Chris Greenhalgh, 2007-01-29
This document describes the overall structure of an EQUIP2-based web
application, such as this tutorial example.
Like most applications with persistence, a relational database
underlies the persistent storage, e.g. a separately configured instance
of mySQL, accessed via JDBC.
The Servlet container is capable of hosting multiple web
applications; which requests are passed to which web applications is
determined by the initial path of the URL requested. For example, the
tutorial web application if deployed as initially configured with have
path equip2tutorial, and
so the container will pass all URLs starting /equip2tutorial/ to that web
As with all J2EE Servlet-based web applications, the initial
handling of an incoming HTTP request (GET, POST, etc.) is determined by
the web application's WEB-INF/web.xml
configuration file. In particular, any <servlet-mapping>
elements in this document define which URLs which should be handled by
which Java Servlets. For example, the standard database forms interface
specifies a mapping of URLs (/equip2tutorial)/db/* to the servlet called 'db':
The web.xml file also specifies various other J2EE configuration
options, including 'Listeners', which are started when the web
application as a whole is started.
Spring has two main kinds of configuration: application-wide, and
Application-wide configuration is specified in the file WEB-INF/applicationContext.xml.
In the case of an EQUIP2 web application, this typically creates the
persistent dataspace, and any other application-wide classes. Spring
configuration files essentially specify that certain Java classes
should be instantiated and configured in certain ways - it is a
declarative approach to specifying the set of components/classes which
comprise a particular application.
Per-servlet configuration is specified in files of the form
WEB-INF/SERVLETNAME-servlet.xml, for example, WEB-INF/db-servlet.xml for
the servlet called 'db'. As well as general classes to be instantiated
and linked, the Java beans specified in these servlet-specific files
also provide configuration information for the Spring dispatcher
servlet itself. In particular, 'handler mapping' beans specify how the
dispatcher servlet should map between request URLs and 'controller'
objects which are to to handle them:
For example, consider the following excerpt from db-servlet.xml:
<bean id="urlMapping" class="org.springframework.web.servlet.handler.SimpleUrlHandlerMapping">
The 'mappings' property
here specifies that a request for (/equip2tutorial/db)
/index.html should be handled by the controller bean called 'filenameViewController', which
must in turn be defined in db-servlet.xml
In addition, the 'interceptors'
property specifies that every single
request handled by the provided mappings should first be passed
through the 'interceptor' bean 'equipSessionReleaseInterceptor'
(in this case, defined in WEB-INF/applicationContext.xml.).
This particular interceptor checks at the end of every request that an
EQUIP2 session has not been left open; a similar strategy can be used
to control access to sets of URLs, e.g. to implement a log-in facility.
A Spring Controller is effectvely a light-weight Servlet, with the additional scaffolding of the Spring Framework.
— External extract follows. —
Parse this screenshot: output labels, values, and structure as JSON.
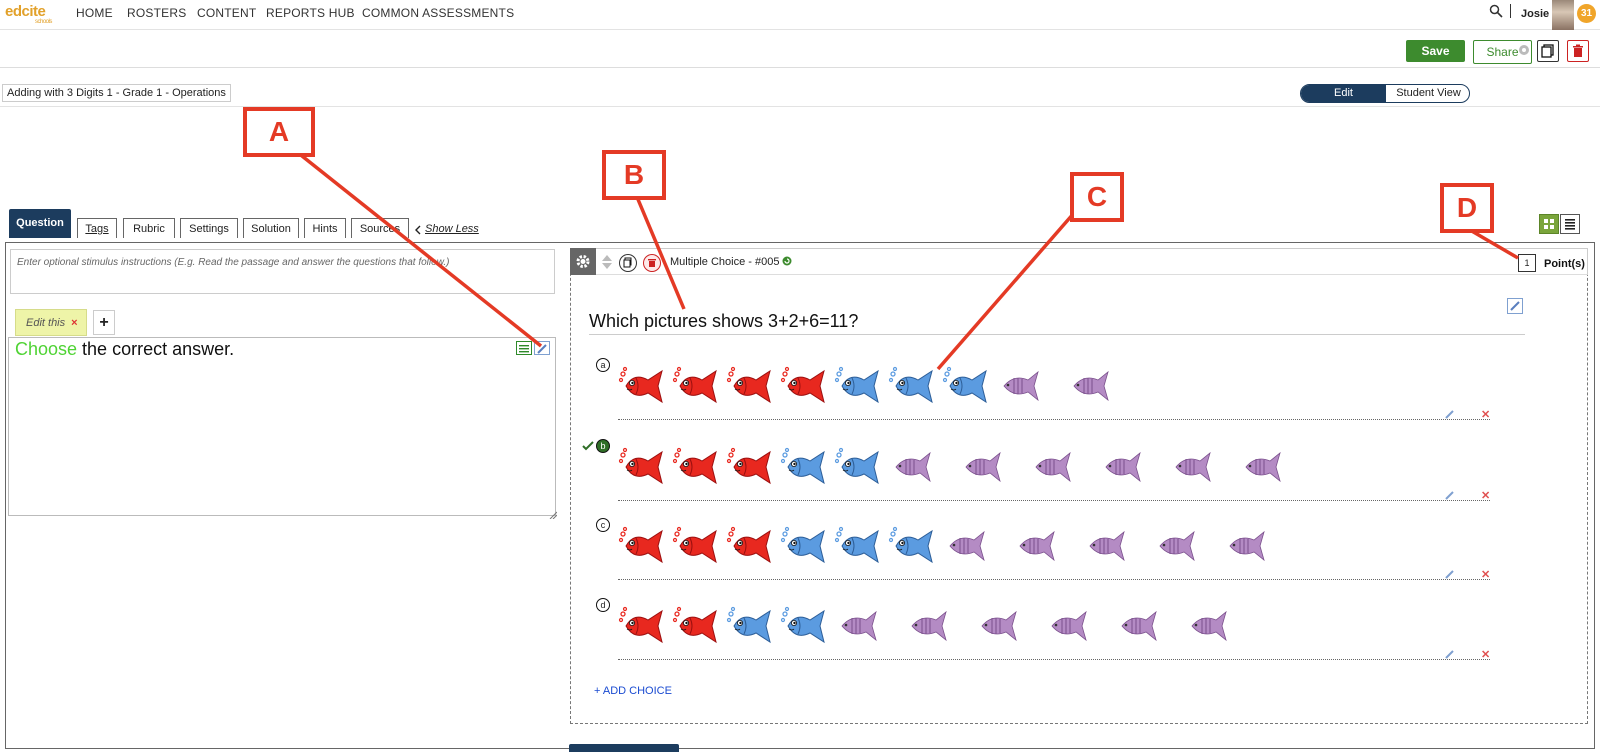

In particular, while a normal Servlet must completely deal with an HTTP request, building and sending the HTTP response, a Spring Controller will often finish by return a Spring ModelAndView object, which the Spring Framework then works out how to render. For example, it may identify (by name) a particular JSP page to be rendered to provide the HTTP response.
This is common structure in Spring Web applications - the Controller itself (written in Java) encapsulates the 'business logic' (including any changes to the database), which the generation of the actual browser page (or whatever the response is).
Spring provides various general-purpose Controllers, some of which
be used directly, and other of which can be subclassed and extended.
The Spring servlet configuration also specifies how abstract (named)
views should be mapped to actual view implementations. For example, the
following fragment of db-servlet.xml
specifies that by default (in this servlet only) named views should be
interpreted as identifying JSP files (of the same name) in the WEB-INF/jsp/db directory:
<bean id="viewResolver" class="org.springframework.web.servlet.view.InternalResourceViewResolver">
<property name="viewClass" value="org.springframework.web.servlet.view.JstlView"/>
<property name="prefix" value="/WEB-INF/jsp/"/>
<property name="suffix" value=".jsp"/>
In an EQUIP2 web application, at least some of the
application-specific logic will be in the Spring Controllers. However,
there will also often be common functionality to be shared between
controllers. This is typically encapsulated in further Java classes
which are created and configured by Spring, and 'wired' to the relevant
controllers using Spring bean references: